__Description of the task__: Pictures are to be left out, but please repeat each record exactly.

╭──

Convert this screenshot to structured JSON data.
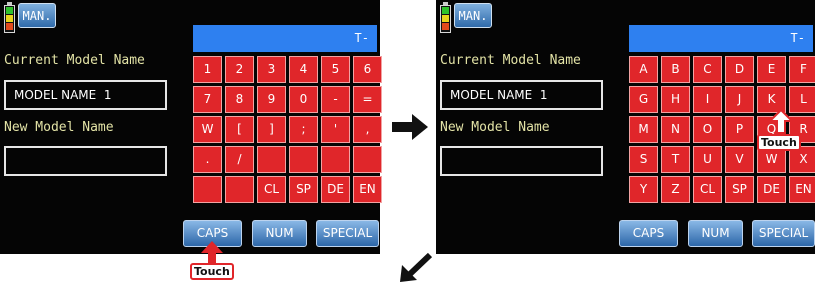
{
  "left_screen": {
    "battery_icon": "battery-icon",
    "man_button": "MAN.",
    "current_label": "Current Model Name",
    "current_value": "MODEL NAME  1",
    "new_label": "New Model Name",
    "new_value": "",
    "display_text": "T-",
    "keys": [
      "1",
      "2",
      "3",
      "4",
      "5",
      "6",
      "7",
      "8",
      "9",
      "0",
      "-",
      "=",
      "W",
      "[",
      "]",
      ";",
      "'",
      ",",
      ".",
      "/",
      "",
      "",
      "",
      "",
      "",
      "",
      "CL",
      "SP",
      "DE",
      "EN"
    ],
    "mode_buttons": {
      "caps": "CAPS",
      "num": "NUM",
      "special": "SPECIAL"
    },
    "touch_label": "Touch"
  },
  "right_screen": {
    "man_button": "MAN.",
    "current_label": "Current Model Name",
    "current_value": "MODEL NAME  1",
    "new_label": "New Model Name",
    "new_value": "",
    "display_text": "T-",
    "keys": [
      "A",
      "B",
      "C",
      "D",
      "E",
      "F",
      "G",
      "H",
      "I",
      "J",
      "K",
      "L",
      "M",
      "N",
      "O",
      "P",
      "Q",
      "R",
      "S",
      "T",
      "U",
      "V",
      "W",
      "X",
      "Y",
      "Z",
      "CL",
      "SP",
      "DE",
      "EN"
    ],
    "mode_buttons": {
      "caps": "CAPS",
      "num": "NUM",
      "special": "SPECIAL"
    },
    "touch_label": "Touch"
  },
  "colors": {
    "key_red": "#e0262a",
    "display_blue": "#2e80f0",
    "label_yellow": "#e3e3a6",
    "button_blue": "#2c66a8"
  },
  "icons": [
    "battery-icon",
    "arrow-right-icon",
    "arrow-down-left-icon",
    "touch-arrow-icon"
  ]
}
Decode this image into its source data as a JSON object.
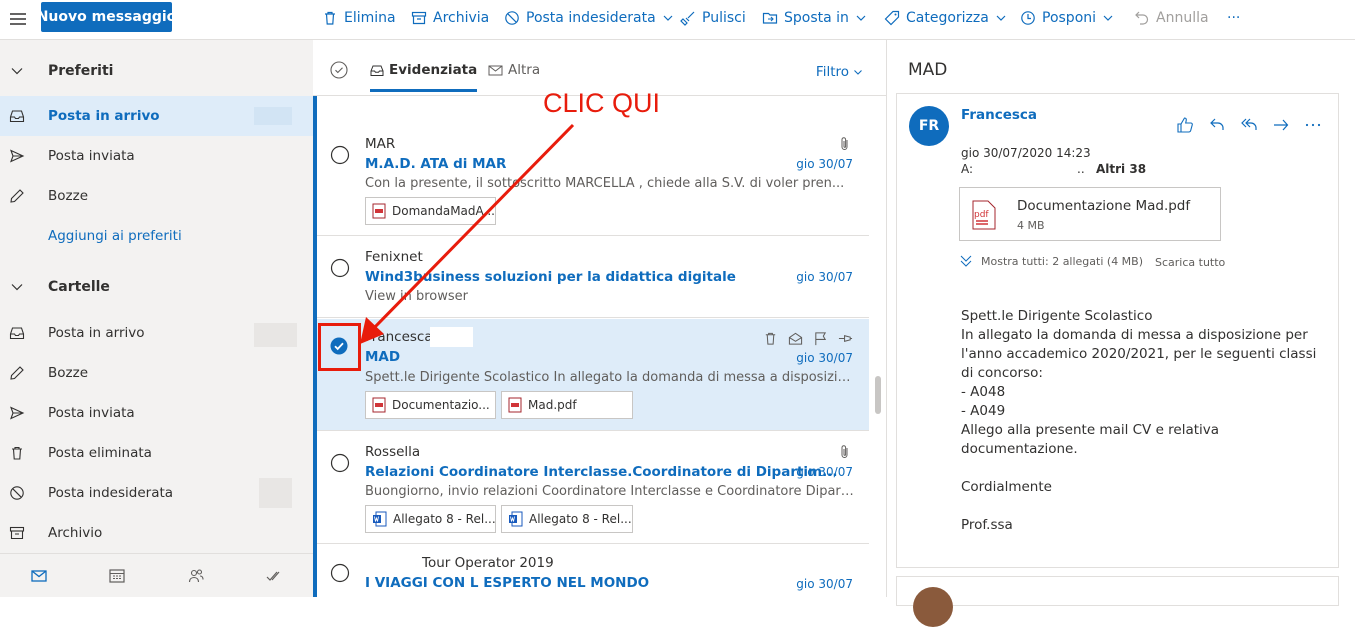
{
  "toolbar": {
    "new_message": "Nuovo messaggio",
    "delete": "Elimina",
    "archive": "Archivia",
    "junk": "Posta indesiderata",
    "sweep": "Pulisci",
    "move": "Sposta in",
    "categorize": "Categorizza",
    "snooze": "Posponi",
    "undo": "Annulla",
    "more": "···"
  },
  "sidebar": {
    "favorites_header": "Preferiti",
    "favorites": [
      {
        "label": "Posta in arrivo",
        "icon": "inbox-icon",
        "selected": true
      },
      {
        "label": "Posta inviata",
        "icon": "send-icon"
      },
      {
        "label": "Bozze",
        "icon": "pencil-icon"
      }
    ],
    "add_favorite": "Aggiungi ai preferiti",
    "folders_header": "Cartelle",
    "folders": [
      {
        "label": "Posta in arrivo",
        "icon": "inbox-icon"
      },
      {
        "label": "Bozze",
        "icon": "pencil-icon"
      },
      {
        "label": "Posta inviata",
        "icon": "send-icon"
      },
      {
        "label": "Posta eliminata",
        "icon": "trash-icon"
      },
      {
        "label": "Posta indesiderata",
        "icon": "block-icon"
      },
      {
        "label": "Archivio",
        "icon": "archive-icon"
      }
    ]
  },
  "list": {
    "focused_tab": "Evidenziata",
    "other_tab": "Altra",
    "filter": "Filtro",
    "messages": [
      {
        "sender": "MAR",
        "subject": "M.A.D. ATA di MAR",
        "date": "gio 30/07",
        "preview": "Con la presente, il sottoscritto MARCELLA          , chiede alla S.V. di voler pren...",
        "attachments": [
          "DomandaMadA..."
        ]
      },
      {
        "sender": "Fenixnet",
        "subject": "Wind3business soluzioni per la didattica digitale",
        "date": "gio 30/07",
        "preview": "View in browser",
        "attachments": []
      },
      {
        "sender": "Francesca",
        "subject": "MAD",
        "date": "gio 30/07",
        "preview": "Spett.le Dirigente Scolastico In allegato la domanda di messa a disposizione ...",
        "attachments": [
          "Documentazio...",
          "Mad.pdf"
        ],
        "selected": true
      },
      {
        "sender": "Rossella",
        "subject": "Relazioni Coordinatore Interclasse.Coordinatore di Dipartim...",
        "date": "gio 30/07",
        "preview": "Buongiorno, invio relazioni Coordinatore Interclasse e Coordinatore Dipartim...",
        "attachments": [
          "Allegato 8 - Rel...",
          "Allegato 8 - Rel..."
        ]
      },
      {
        "sender": "Tour Operator 2019",
        "subject": "I VIAGGI CON L ESPERTO NEL MONDO",
        "date": "gio 30/07",
        "preview": "",
        "attachments": []
      }
    ]
  },
  "annotation": "CLIC QUI",
  "reading": {
    "title": "MAD",
    "avatar": "FR",
    "from": "Francesca",
    "date": "gio 30/07/2020 14:23",
    "to_label": "A:",
    "others": "..",
    "others_count": "Altri 38",
    "attachment_name": "Documentazione Mad.pdf",
    "attachment_size": "4 MB",
    "show_all": "Mostra tutti: 2 allegati (4 MB)",
    "download_all": "Scarica tutto",
    "body": "Spett.le Dirigente Scolastico\nIn allegato la domanda di messa a disposizione per l'anno accademico 2020/2021, per le seguenti classi di concorso:\n- A048\n- A049\nAllego alla presente mail CV e relativa documentazione.\n\nCordialmente\n\nProf.ssa"
  },
  "colors": {
    "accent": "#0f6cbd",
    "annotation": "#e81c0c",
    "selected_bg": "#deecf9"
  }
}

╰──

__Task solution__:
Convert this screenshot to structured JSON data.
{
  "left_screen": {
    "battery_icon": "battery-icon",
    "man_button": "MAN.",
    "current_label": "Current Model Name",
    "current_value": "MODEL NAME  1",
    "new_label": "New Model Name",
    "new_value": "",
    "display_text": "T-",
    "keys": [
      "1",
      "2",
      "3",
      "4",
      "5",
      "6",
      "7",
      "8",
      "9",
      "0",
      "-",
      "=",
      "W",
      "[",
      "]",
      ";",
      "'",
      ",",
      ".",
      "/",
      "",
      "",
      "",
      "",
      "",
      "",
      "CL",
      "SP",
      "DE",
      "EN"
    ],
    "mode_buttons": {
      "caps": "CAPS",
      "num": "NUM",
      "special": "SPECIAL"
    },
    "touch_label": "Touch"
  },
  "right_screen": {
    "man_button": "MAN.",
    "current_label": "Current Model Name",
    "current_value": "MODEL NAME  1",
    "new_label": "New Model Name",
    "new_value": "",
    "display_text": "T-",
    "keys": [
      "A",
      "B",
      "C",
      "D",
      "E",
      "F",
      "G",
      "H",
      "I",
      "J",
      "K",
      "L",
      "M",
      "N",
      "O",
      "P",
      "Q",
      "R",
      "S",
      "T",
      "U",
      "V",
      "W",
      "X",
      "Y",
      "Z",
      "CL",
      "SP",
      "DE",
      "EN"
    ],
    "mode_buttons": {
      "caps": "CAPS",
      "num": "NUM",
      "special": "SPECIAL"
    },
    "touch_label": "Touch"
  },
  "colors": {
    "key_red": "#e0262a",
    "display_blue": "#2e80f0",
    "label_yellow": "#e3e3a6",
    "button_blue": "#2c66a8"
  },
  "icons": [
    "battery-icon",
    "arrow-right-icon",
    "arrow-down-left-icon",
    "touch-arrow-icon"
  ]
}
Decode this image into its source data as a JSON object.
{
  "toolbar": {
    "new_message": "Nuovo messaggio",
    "delete": "Elimina",
    "archive": "Archivia",
    "junk": "Posta indesiderata",
    "sweep": "Pulisci",
    "move": "Sposta in",
    "categorize": "Categorizza",
    "snooze": "Posponi",
    "undo": "Annulla",
    "more": "···"
  },
  "sidebar": {
    "favorites_header": "Preferiti",
    "favorites": [
      {
        "label": "Posta in arrivo",
        "icon": "inbox-icon",
        "selected": true
      },
      {
        "label": "Posta inviata",
        "icon": "send-icon"
      },
      {
        "label": "Bozze",
        "icon": "pencil-icon"
      }
    ],
    "add_favorite": "Aggiungi ai preferiti",
    "folders_header": "Cartelle",
    "folders": [
      {
        "label": "Posta in arrivo",
        "icon": "inbox-icon"
      },
      {
        "label": "Bozze",
        "icon": "pencil-icon"
      },
      {
        "label": "Posta inviata",
        "icon": "send-icon"
      },
      {
        "label": "Posta eliminata",
        "icon": "trash-icon"
      },
      {
        "label": "Posta indesiderata",
        "icon": "block-icon"
      },
      {
        "label": "Archivio",
        "icon": "archive-icon"
      }
    ]
  },
  "list": {
    "focused_tab": "Evidenziata",
    "other_tab": "Altra",
    "filter": "Filtro",
    "messages": [
      {
        "sender": "MAR",
        "subject": "M.A.D. ATA di MAR",
        "date": "gio 30/07",
        "preview": "Con la presente, il sottoscritto MARCELLA          , chiede alla S.V. di voler pren...",
        "attachments": [
          "DomandaMadA..."
        ]
      },
      {
        "sender": "Fenixnet",
        "subject": "Wind3business soluzioni per la didattica digitale",
        "date": "gio 30/07",
        "preview": "View in browser",
        "attachments": []
      },
      {
        "sender": "Francesca",
        "subject": "MAD",
        "date": "gio 30/07",
        "preview": "Spett.le Dirigente Scolastico In allegato la domanda di messa a disposizione ...",
        "attachments": [
          "Documentazio...",
          "Mad.pdf"
        ],
        "selected": true
      },
      {
        "sender": "Rossella",
        "subject": "Relazioni Coordinatore Interclasse.Coordinatore di Dipartim...",
        "date": "gio 30/07",
        "preview": "Buongiorno, invio relazioni Coordinatore Interclasse e Coordinatore Dipartim...",
        "attachments": [
          "Allegato 8 - Rel...",
          "Allegato 8 - Rel..."
        ]
      },
      {
        "sender": "Tour Operator 2019",
        "subject": "I VIAGGI CON L ESPERTO NEL MONDO",
        "date": "gio 30/07",
        "preview": "",
        "attachments": []
      }
    ]
  },
  "annotation": "CLIC QUI",
  "reading": {
    "title": "MAD",
    "avatar": "FR",
    "from": "Francesca",
    "date": "gio 30/07/2020 14:23",
    "to_label": "A:",
    "others": "..",
    "others_count": "Altri 38",
    "attachment_name": "Documentazione Mad.pdf",
    "attachment_size": "4 MB",
    "show_all": "Mostra tutti: 2 allegati (4 MB)",
    "download_all": "Scarica tutto",
    "body": "Spett.le Dirigente Scolastico\nIn allegato la domanda di messa a disposizione per l'anno accademico 2020/2021, per le seguenti classi di concorso:\n- A048\n- A049\nAllego alla presente mail CV e relativa documentazione.\n\nCordialmente\n\nProf.ssa"
  },
  "colors": {
    "accent": "#0f6cbd",
    "annotation": "#e81c0c",
    "selected_bg": "#deecf9"
  }
}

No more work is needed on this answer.